On December 8th, FireEye announced that it had suffered an attack in which the company's proprietary Red Team tools were exposed. In response, they published IOCs that allow the use of the tools to be identified.
Shortly after, they reported back to the community about an attack in which SolarWinds software was compromised. Specifically, the problem lies in the updates to the legitimate SolarWinds Orion software for versions 2019.4 to 2020.2.1. FireEye reported that it had discovered a trojan in the software that enables malware to be distributed, which they have named SUNBURST. Microsoft, for its part, has named the malware Solorigate. The malware installs a backdoor that allows communication to be established with a C2 server, in addition to executing commands.
The backdoor is found in SolarWinds.Orion.Core.BusinessLayer.dll, which is actually a SolarWinds digitally-signed component, thus constituting a supply chain attack. The malware is installed as part of the legitimate software's update routine.
Update package containing SolarWinds.Orion.Core.BusinessLayer.dll, query made: December 14, 2020
This backdoor remains inactive for 12 to 14 days before trying to connect to the C2 server, connecting to the avsvmcloud[.]com domain. The malware is capable of executing a set of commands that allow it to obtain information about the system configuration, transfer and execute files, restart the computer and disable system services. These commands are grouped as "Jobs".
List of jobs to be executed
Communication with the C2 servers is done through HTTP traffic, disguised with the characteristics of legitimate products, in particular the OIP protocol (Orion Improvement Program). The function in charge of communicating with the C2 is HttpHelper.Initialize.
Part of the HttpHelper.initialize function
Furthermore, the malware is capable of identifying known antivirus and forensic tools as part of its way of operating.
As part of their report, investigators have pointed out that in some samples the attackers use a dropper that is governed by a new way of operating. The dropper has been named TEARDROP by FireEye and one of its noteworthy features is the fact that it runs as a service, it creates a thread and reads from the file “gracious_truth.jpg” that contains a false header. The dropper decodes the payload using a custom rolling XOR algorithm and loads another embedded payload into memory using a custom PE format. One of the hypotheses is that its main purpose is to execute a modified version of beacon for CobaltStrike.
Detection and Kill Switch
The affected versions of SolarWinds Orion correspond to those published between March and June of 2020 (from 2019.4 HF5 to 2020.2.1). Both FireEye and other companies have shared detection rules for this malware. In the case of FireEye, they can be found on the GitHub page. On the other hand, Volexity associated this attack with the Dark Halo group and provided information regarding the set of commands executed by the attackers.
YARA rules for the detection of the TEARDROP dropper (https://github.com/fireeye/sunburst_countermeasures/blob/main/all-yara.yar)
Description of detection rules for one of the samples available on VirusTotal
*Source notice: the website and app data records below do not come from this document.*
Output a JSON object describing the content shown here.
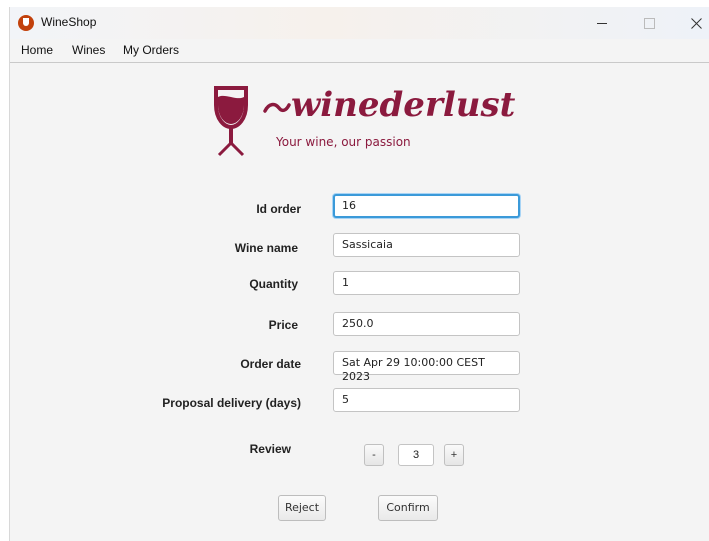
{
  "window": {
    "title": "WineShop"
  },
  "menu": {
    "items": [
      "Home",
      "Wines",
      "My Orders"
    ]
  },
  "banner": {
    "brand": "winederlust",
    "tagline": "Your wine, our passion"
  },
  "form": {
    "id_order": {
      "label": "Id order",
      "value": "16"
    },
    "wine_name": {
      "label": "Wine name",
      "value": "Sassicaia"
    },
    "quantity": {
      "label": "Quantity",
      "value": "1"
    },
    "price": {
      "label": "Price",
      "value": "250.0"
    },
    "order_date": {
      "label": "Order date",
      "value": "Sat Apr 29 10:00:00 CEST 2023"
    },
    "proposal_delivery": {
      "label": "Proposal delivery (days)",
      "value": "5"
    },
    "review": {
      "label": "Review",
      "value": "3",
      "decrement": "-",
      "increment": "+"
    }
  },
  "actions": {
    "reject": "Reject",
    "confirm": "Confirm"
  },
  "colors": {
    "brand": "#8b1a3e",
    "focus": "#3b9ad9"
  },
  "icons": {
    "app": "wine-icon",
    "minimize": "minimize-icon",
    "maximize": "maximize-icon",
    "close": "close-icon"
  }
}
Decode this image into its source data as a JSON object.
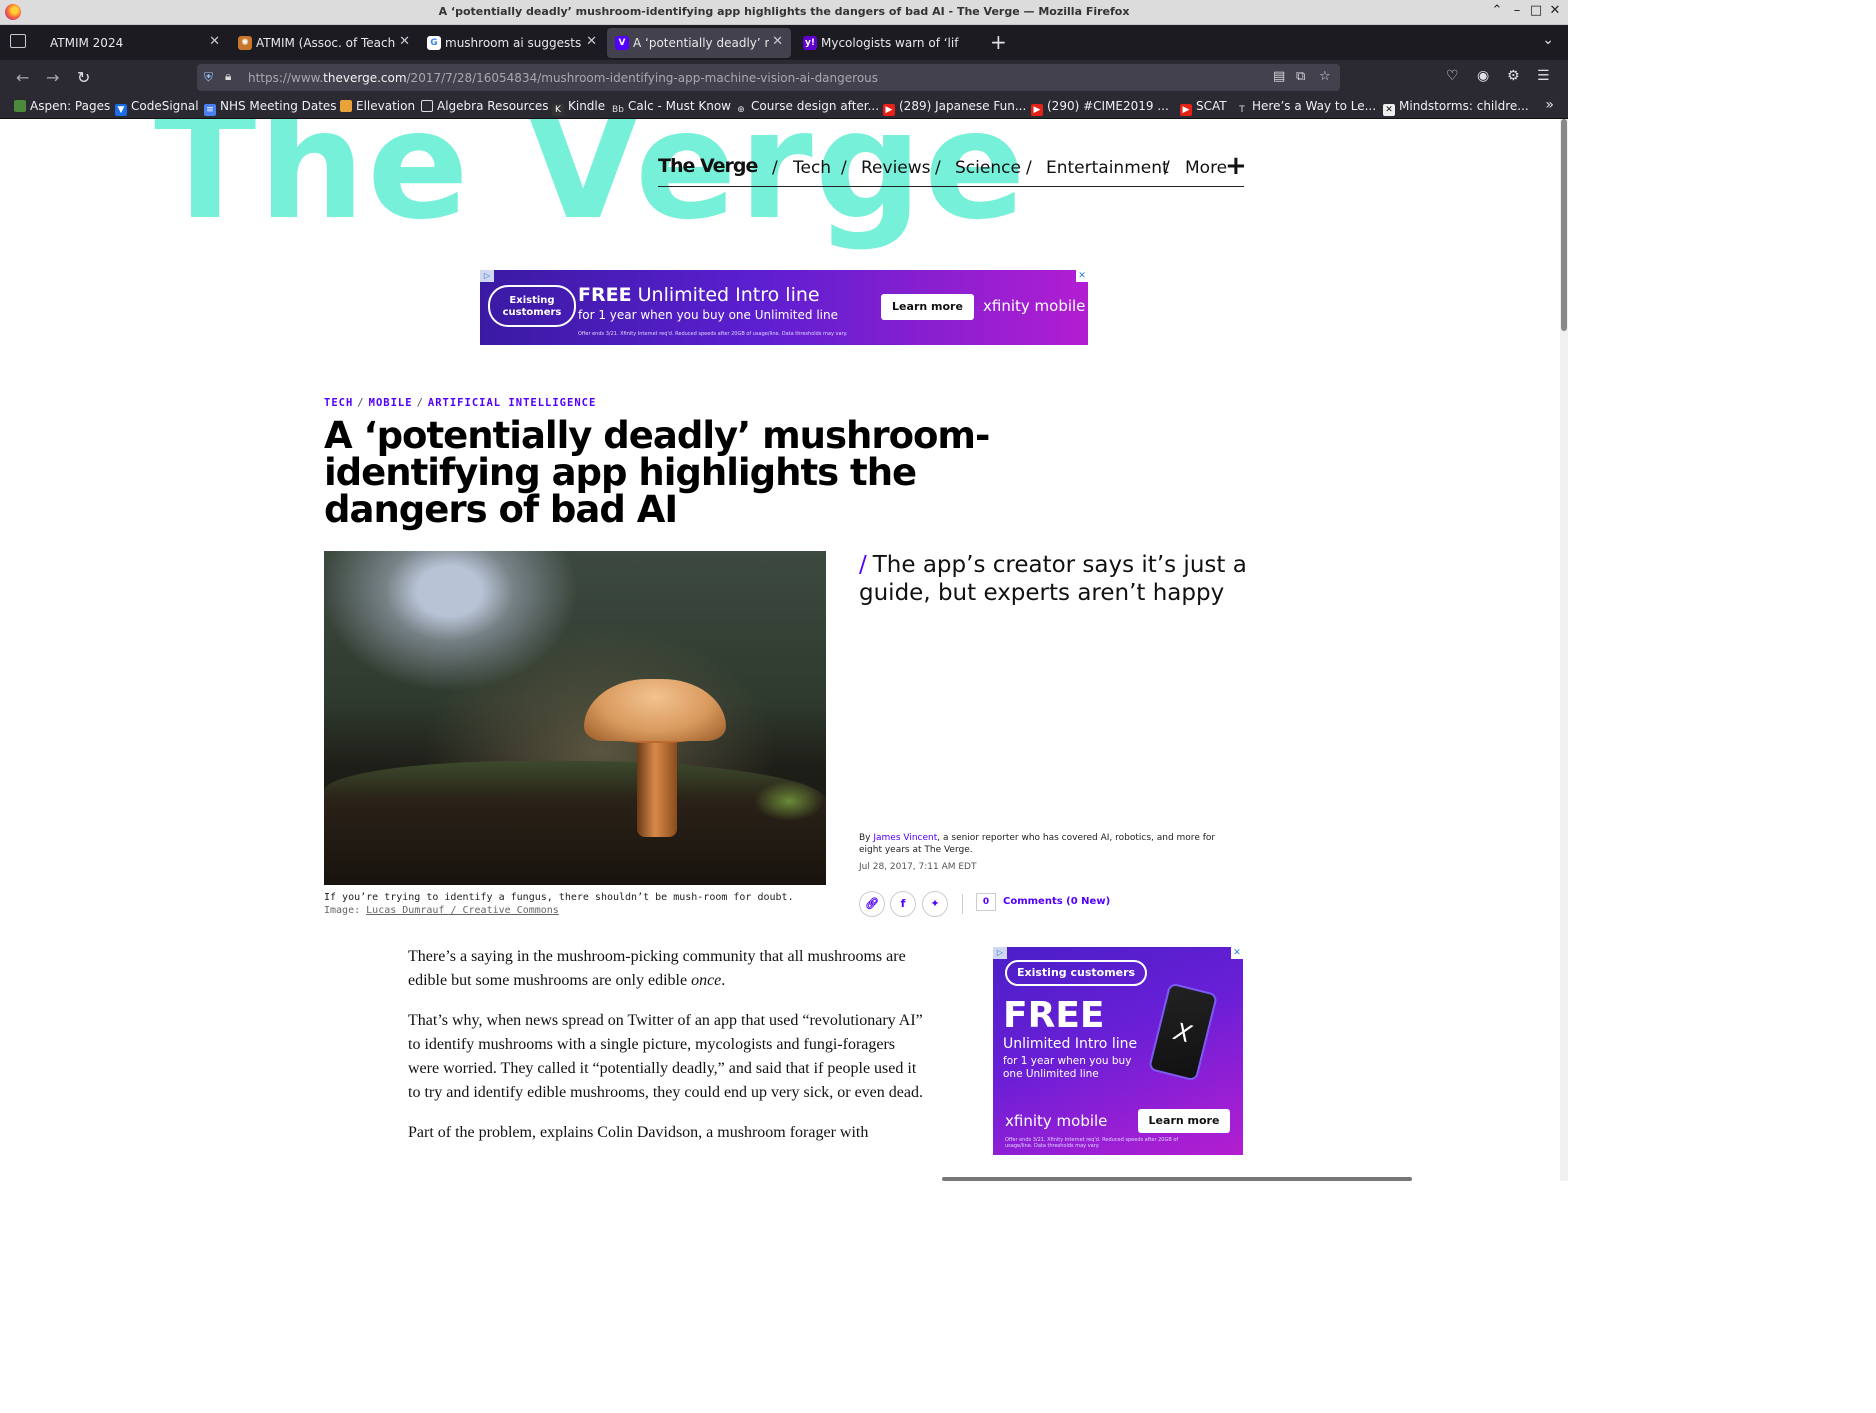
{
  "window": {
    "title": "A ‘potentially deadly’ mushroom-identifying app highlights the dangers of bad AI - The Verge — Mozilla Firefox"
  },
  "tabs": [
    {
      "label": "ATMIM 2024",
      "active": false
    },
    {
      "label": "ATMIM (Assoc. of Teachers",
      "active": false
    },
    {
      "label": "mushroom ai suggests p",
      "active": false
    },
    {
      "label": "A ‘potentially deadly’ mu",
      "active": true
    },
    {
      "label": "Mycologists warn of ‘life",
      "active": false
    }
  ],
  "urlbar": {
    "url_prefix": "https://www.",
    "url_domain": "theverge.com",
    "url_path": "/2017/7/28/16054834/mushroom-identifying-app-machine-vision-ai-dangerous"
  },
  "bookmarks": [
    "Aspen: Pages",
    "CodeSignal",
    "NHS Meeting Dates",
    "Ellevation",
    "Algebra Resources",
    "Kindle",
    "Calc - Must Know",
    "Course design after...",
    "(289) Japanese Fun...",
    "(290) #CIME2019 ...",
    "SCAT",
    "Here’s a Way to Le...",
    "Mindstorms: childre..."
  ],
  "site": {
    "bg_logo": "The Verge",
    "logo": "The Verge",
    "nav": [
      "Tech",
      "Reviews",
      "Science",
      "Entertainment",
      "More"
    ]
  },
  "ad_banner": {
    "pill": "Existing customers",
    "headline_bold": "FREE",
    "headline_rest": " Unlimited Intro line",
    "sub": "for 1 year when you buy one Unlimited line",
    "fine": "Offer ends 3/21. Xfinity Internet req'd. Reduced speeds after 20GB of usage/line. Data thresholds may vary.",
    "button": "Learn more",
    "brand": "xfinity mobile"
  },
  "article": {
    "breadcrumbs": [
      "TECH",
      "MOBILE",
      "ARTIFICIAL INTELLIGENCE"
    ],
    "headline": "A ‘potentially deadly’ mushroom-identifying app highlights the dangers of bad AI",
    "dek": "The app’s creator says it’s just a guide, but experts aren’t happy",
    "caption": "If you’re trying to identify a fungus, there shouldn’t be mush-room for doubt.",
    "credit_prefix": "Image: ",
    "credit_link": "Lucas Dumrauf / Creative Commons",
    "byline_prefix": "By ",
    "author": "James Vincent",
    "byline_rest": ", a senior reporter who has covered AI, robotics, and more for eight years at The Verge.",
    "date": "Jul 28, 2017, 7:11 AM EDT",
    "comments_count": "0",
    "comments_label": "Comments (0 New)",
    "paragraphs": [
      {
        "before": "There’s a saying in the mushroom-picking community that all mushrooms are edible but some mushrooms are only edible ",
        "em": "once",
        "after": "."
      },
      {
        "before": "That’s why, when news spread on Twitter of an app that used “revolutionary AI” to identify mushrooms with a single picture, mycologists and fungi-foragers were worried. They called it “potentially deadly,” and said that if people used it to try and identify edible mushrooms, they could end up very sick, or even dead.",
        "em": "",
        "after": ""
      },
      {
        "before": "Part of the problem, explains Colin Davidson, a mushroom forager with",
        "em": "",
        "after": ""
      }
    ]
  },
  "ad_box": {
    "pill": "Existing customers",
    "free": "FREE",
    "line1": "Unlimited Intro line",
    "line2": "for 1 year when you buy one Unlimited line",
    "brand": "xfinity mobile",
    "button": "Learn more",
    "fine": "Offer ends 3/21. Xfinity Internet req'd. Reduced speeds after 20GB of usage/line. Data thresholds may vary."
  },
  "colors": {
    "accent": "#5200ff",
    "logo_mint": "#6ff0d6",
    "ad_purple": "#6a1fd6"
  }
}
On the other hand, Microsoft, FireEye and GoDaddy collaborated to create a kill switch for the backdoor after taking over the domain used by the malware to contact the C2 (avsvmcloud[.]com). The kill switch is based on domain resolution. Under GoDaddy's control, any subdomain will resolve to IP 188.8.131.52, which, being within the range of IPs blocked by the malware (184.108.40.206/15), will cause the malware to terminate and stop it from running again. However, this kill switch for the SOLORIGATE backdoor does not prevent the malware from using additional persistence mechanisms.
The supply chain attack on SolarWinds software is proof that maintaining an active monitoring system over running systems and processes is critical. This malware waits about two weeks to become active, enough time for the updates to be installed on the system and to try to hide its operations. Its camouflage is based on the tool that hosts it, which is seen as reliable by the system, meaning monitoring systems could fail to notice the traffic for quite some time.
Although this malware's impact is only beginning to be discovered just now, its preparation has taken much longer. It is also worth noting that SolarWinds reported that around 33,000 customers were affected, although only 18,000 were using a trojanized version of their software. This points to another problem derived from this type of attack, which is precisely how the damage can go beyond the affected infrastructure, spreading to our trusted network.